Restaurant review: Indus Valley
4 Riverside Park East, Coleraine BT51 3NA Tel: 028 7035 4242
One of Belfast's top curry restaurant owners, Ali Askir also happens to be the founder of the Irish Curry Awards, the only food awards on the island of Ireland to have received international Asian broadcast attention thanks to the TV station ATM Bangla and its global audience. (As head judge of these awards, my co-judges and I are unexpectedly big in Bangladesh.)
Ali is the kind of restaurateur who places community before profit and craic before formality. He rules himself out of the curry awards competition in case anyone would think he had some kind of advantage. For Ali, the awards are there to highlight the central role of the Asian community in Ireland, to help integrate the Bengali, Indian, Pakistani, Nepalese and other sub-continent associated nations and cultures into Irish life by highlighting their massive social and economic impact on the agri-food, hospitality and catering sectors.
Ali owned the popular Belfast restaurant, Safa, which was forced to close due to a series of complex property agreements. But the good news is that Safa has popped up again - only this time it's on the north coast.
Indus Valley by Safa is a Cinderella story where a much-loved restaurant finally met its prince charming (Ali, just before Christmas) and has sprung back to life as a bejewelled and renewed operation. I don't review restaurants on opening nights, nor do I tend to write up the experience of a one-off, specially arranged food writers' event. But I judged that this particular PR event was different. Also, Ali has done much for the restaurant sector, so who am I to snub his kind invitation?
A coach-load of food bloggers who publish their forensic findings online on cutely named blog sites (check out irishfeast.com, downthehatchni.com and eatingideas.com) and a handful of surly, cynical and sour-baked restaurant and food writers from the Irish News, Sunday Life and Belfast Telegraph made the journey up there last week.
The bloggers behaved impeccably.
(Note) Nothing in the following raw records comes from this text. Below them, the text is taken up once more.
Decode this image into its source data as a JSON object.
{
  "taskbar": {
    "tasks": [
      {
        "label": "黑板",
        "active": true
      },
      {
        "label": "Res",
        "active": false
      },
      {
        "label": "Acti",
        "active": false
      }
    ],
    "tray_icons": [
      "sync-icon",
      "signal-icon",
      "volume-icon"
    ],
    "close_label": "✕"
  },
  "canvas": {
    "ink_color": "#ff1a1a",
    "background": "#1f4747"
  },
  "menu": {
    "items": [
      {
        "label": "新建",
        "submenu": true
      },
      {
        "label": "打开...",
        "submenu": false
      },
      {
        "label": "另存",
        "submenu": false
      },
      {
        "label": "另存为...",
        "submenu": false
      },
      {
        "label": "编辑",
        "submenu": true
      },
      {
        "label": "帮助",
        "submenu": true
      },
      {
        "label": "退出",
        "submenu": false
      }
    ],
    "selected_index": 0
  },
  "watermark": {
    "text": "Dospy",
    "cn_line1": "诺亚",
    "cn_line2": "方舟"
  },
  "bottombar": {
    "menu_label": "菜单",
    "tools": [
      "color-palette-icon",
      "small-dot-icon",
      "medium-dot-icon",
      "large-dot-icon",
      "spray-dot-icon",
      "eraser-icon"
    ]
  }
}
Not the same can be said about the writers who commanded the back of the bus and in an age-old tradition defended their position with bottles of Blanquette de Limoux. (Prosecco is so 2017, folks. Make way for Blanquette de Limoux and Cremant de Loire: both are superior French fizzes without the inflated Champagne price tag.)
Suitably fortified and ready for action after the one-hour journey through wind and rainstorms (on the surprisingly comfortable Translink coach), we were dropped off in the middle of an out-of-town retail development which has all the charm of a disused shunting yard. As the bus moved off and just before panic set in, our eyes adjusted to the blustery darkness and driving rain, and there before us, like a mirage, appeared Indus Valley, the welcoming inn of old, the shelter from a winter's night, the harbour in the storm.
This was a moment to celebrate and once we had stumbled through the front door, pints of medicinal Tanqueray and tonic were handed to us by kind, smiling staff. All was well. And then it got even better.
The grand little dining room is elegant and comfortable, softly lit and with just the right dose of formality to provide a sense of occasion. Head waiter Shane Loughlin is one of the best in the business and is a key factor in making Indus Valley work so successfully.
And then there's the food: classic, recognisable, conventional and nothing to frighten anyone away, there is a lightness of touch in the kitchen. Naan bread is super bantamweight, fluffy and gently crisp, poppadums are barely-there, brittle and dry and provide the crunchy texture so beloved of a lager drinker. Tonight there is vegetable pakora, chicken karahi, chicken tikka masala and vegetable bhuna, all at varying degrees of heat and spice, all healthily fresh and gorgeously textured. There is nothing gloopy, greasy or heavy here. Spices and herbs, chilli and garlic are in balance and the chicken is good quality. For the more experienced, starters of goat tikka, tandoori lamb chops, aloo nazakat (Indian style potato skins stuffed with lamb mince) are among the dishes which will offer a degree of adventure. Look out for jaljal and its ginger-dominated flavours and the lentils dhansak.
I'd like to see the bus service to Indus Valley from Belfast instated as a regular, weekly Translink run. Failing that, just make your way there any way you can. It's worth the trip.
Goat tikka £6.50
Tandoori lamb chops £5.95
Jaljal lamb tikka £13.95
Dhansak vegetarian £9.95